A medical clinic in San Francisco called “First Resort” provided free, pregnancy-related medical services. It was an example of a so-called “crisis pregnancy center.” It was a pro-life non-profit, dedicated to building “an abortion-free world.” Thus, First Resort did not provide abortion services to its patients, nor would it refer its patients to a facility that would.
So far so good. Where First Resort got into hot water with the city of San Francisco was over its advertising. First Resort’s website offered information about abortion procedures and costs on its ‘Abortion Procedures’ page. The website did not, however, mention that First Resort did not perform abortions or referrals for them.
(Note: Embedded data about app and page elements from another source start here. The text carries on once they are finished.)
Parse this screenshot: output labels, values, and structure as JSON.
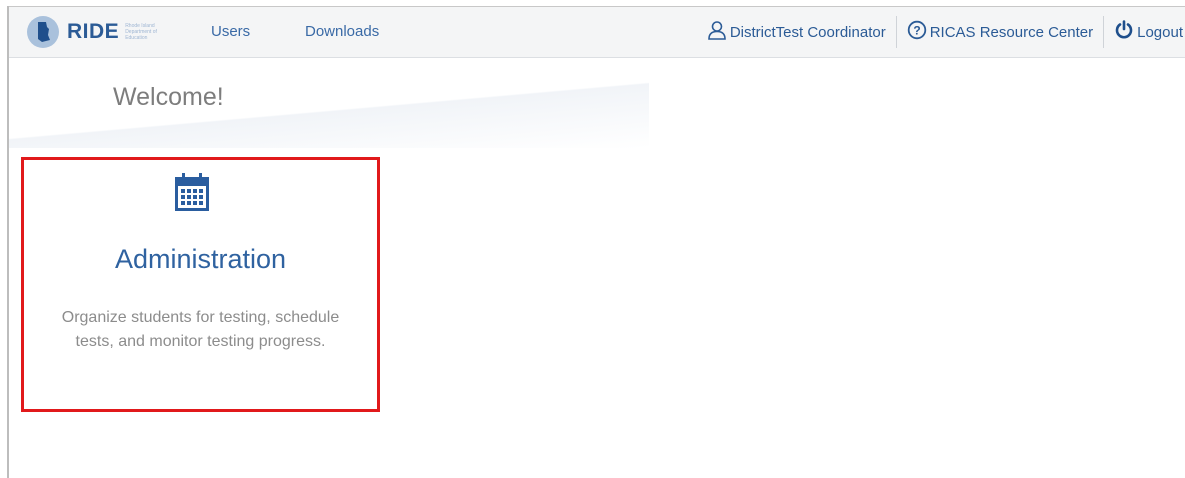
{
  "header": {
    "logo_text": "RIDE",
    "logo_subtext": "Rhode Island Department of Education",
    "nav_links": [
      {
        "label": "Users"
      },
      {
        "label": "Downloads"
      }
    ],
    "user_label": "DistrictTest Coordinator",
    "resource_label": "RICAS Resource Center",
    "logout_label": "Logout"
  },
  "main": {
    "welcome": "Welcome!",
    "cards": [
      {
        "title": "Administration",
        "description": "Organize students for testing, schedule tests, and monitor testing progress.",
        "icon": "calendar-icon"
      }
    ]
  },
  "colors": {
    "accent": "#2b5b96",
    "highlight_border": "#e1191b"
  }
}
The website also did not mention First Resort’s anti-abortion stance; its advertising was “unbiased and neutral.” (Note: we were unable to find First Resort’s website circa 2011. If you have any leads, let us know.)
In August 2011, the City Attorney asked First Resort to correct their advertising because he had serious “concerns” about First Resort’s advertising–he thought it was misleading. Two months later, the city counsel voted on an ordinance prohibiting facilities that do not give abortion referrals from making false or misleading statements to the public about pregnancy-related services that those facilities provide. (Okay, that was a long sentence. To sum up: if you don’t do abortions, and you don’t tell people where to get abortions, you can’t mislead the public about what in fact you do do.) The ordinance passed 10-1, with the one member who voted against it saying that the ordinance’s proponents were intentionally targeting First Resort.
Well First Resort promptly sued, arguing that the ordinance violates their free-speech rights. They lost. The Ninth Circuit ruled for San Francisco. The court held that the ordinance permissibly regulated commercial speech and did not discriminate based on viewpoint.
San Francisco is not alone. Other cities and states have passed similar laws and are facing lawsuits, and Google is taking its own actions. Don’t expect this post to be the last on lawsuits involving crisis pregnancy centers and the First Amendment.
Case: First Resort, Inc. v. Herrera, No. 15-15434 (9th Cir. June 27, 2017) (opinion here)